Many exotic pet owners in Ohio and elsewhere believe big animals — especially predators such as lions, tigers, bears and cougars — are no longer safe in the wild because of habitat loss, public fear and poaching. They view themselves as conservationists.
"Of the overall amount of people who actually have snakes as pets, who actually have chimpanzees as pets, these incidents are a very small percentage," said Cindy Huntsman, whose Stump Hill Farm near Massillon houses 250 wild animals.
According to a database of publicized exotic-pet escapes and attacks since 1990 kept by the animal rights group Born Free USA, Ohio ranks fifth in the number of episodes that hurt or killed a human — 14. The leader, Florida, has had 43, followed by Texas with 19, New York with 18 and California with 16. Alabama ties Ohio with 14.
The Ohio bear attack occurred Aug. 19 when caretaker Brent Kandra, 24, took the animal out of its cage for feeding at Mazzola's menagerie. Mazzola's federal license to exhibit the bear was revoked after animal rights activists complained about his practice of taking money to let people wrestle Ceasar, another bear he owned. But he was still free to keep the animals.
Most people who work regularly with exotic beasts know and accept the risks, Huntsman said, comparing it to being a farmer or working with killer whales at SeaWorld.
Mazzola reflected that attitude in comments to reporters the day after the fatal attack, showing off a facial scar he got from an encounter with a bear and saying he had a total of 2,000 stitches from his time working with animals.
"These are the things that happen when you deal and love these type of animals," he said.
'There wasn't anything funny about it'
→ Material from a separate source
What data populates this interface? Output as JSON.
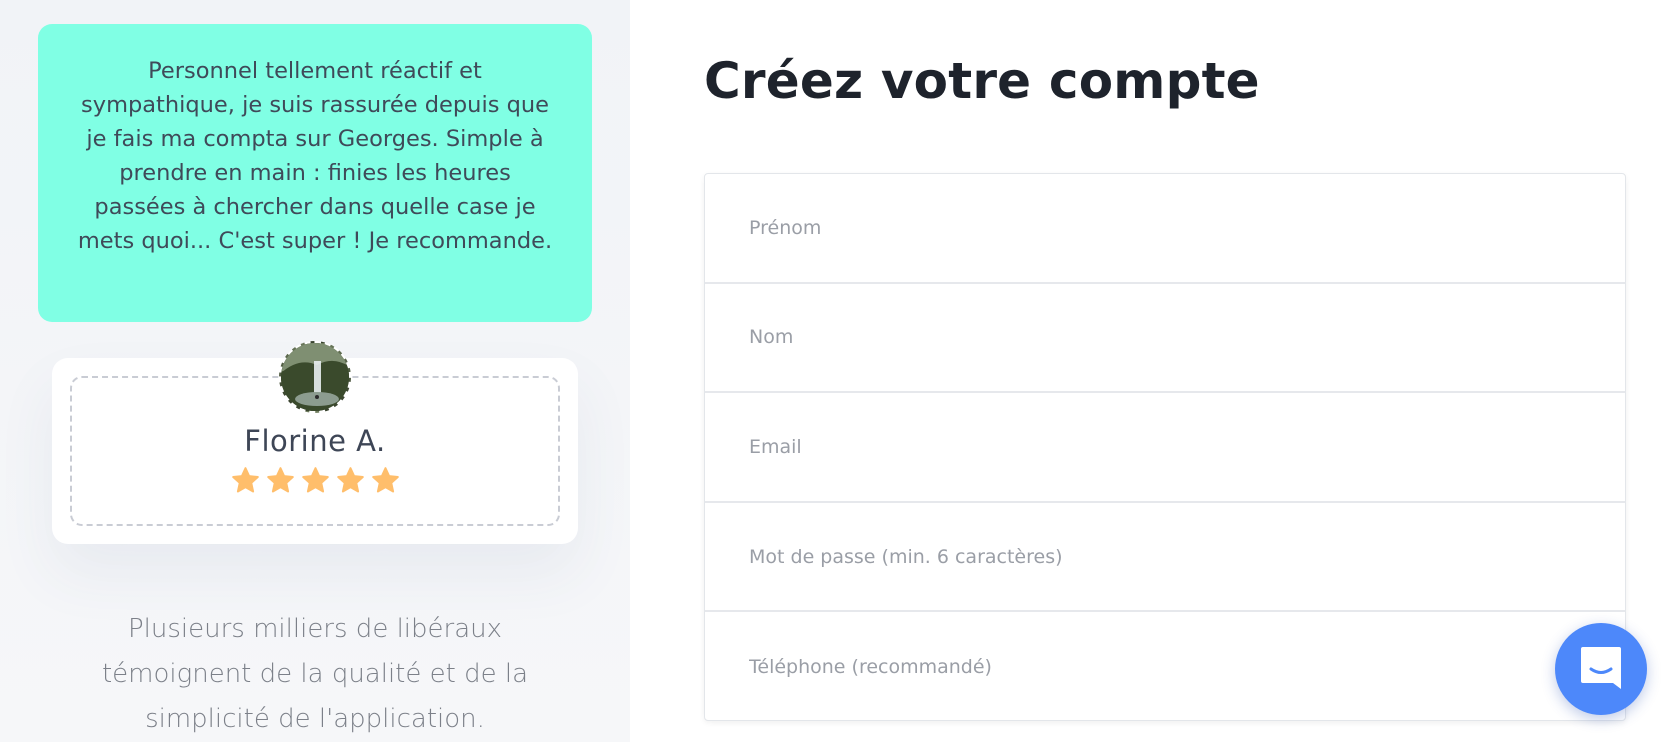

Tom Burrington, 68, a retiree who lives two doors from Mazzola, recalled after the attack that one of the man's bears once rolled over a neighbor, who had to go to the hospital.
"It was a big joke," Burrington said. "They said the bear sat on a guy, but it was not funny to the safety forces. There wasn't anything funny about it."
A federal judge on Friday ordered mental health treatment for Mazzola as new terms of his probation sentence after pleading guilty in 2009 to transporting a bear to Toledo and selling a skunk without a license. Mazzola's attorney didn't return a message Monday seeking comment.
Animal rights groups have used attacks like the one that killed Kandra to push for tougher regulations elsewhere.
After a friend's 200-pound pet chimpanzee mauled and blinded a Connecticut woman in 2009, state lawmakers voted to ban ownership of large primates and other potentially dangerous animals, such as bears, leopards and wolves.
Since the Florida girl was suffocated by her family's Burmese python last year, it has become illegal for individuals there to own them and six other large, exotic reptile species.
Risks of exotic pet ownership
Born Free USA considers it inhumane to keep large, wild animals in captivity even if they don't hurt anyone, Executive Vice President Adam Roberts said.
Exotic pet ownership also includes the risk of infectious disease, damage to the environment when pets are set free or escape, and a growing financial burden on animal rescue groups that run sanctuaries for animals that are abandoned, he said.
The Association of Zoos & Aquariums recommends against exotic pet ownership in part because of the lethal diseases wild animals can carry: distemper and rabies in carnivores; herpes in monkeys; and salmonella in reptiles. Vaccines used on domestic animals often don't work on their wild cousins, the group notes.
"People see wild animals and they see them as cute, as something they want to have, want to hold, want to covet," Roberts said. "Then they get bigger and more dangerous and the owner is in over their head."
Associated Press writers Susan Haigh in Hartford, Conn., Bill Kaczor in Tallahassee, Fla., and Tom Sheeran in Cleveland contributed to this report.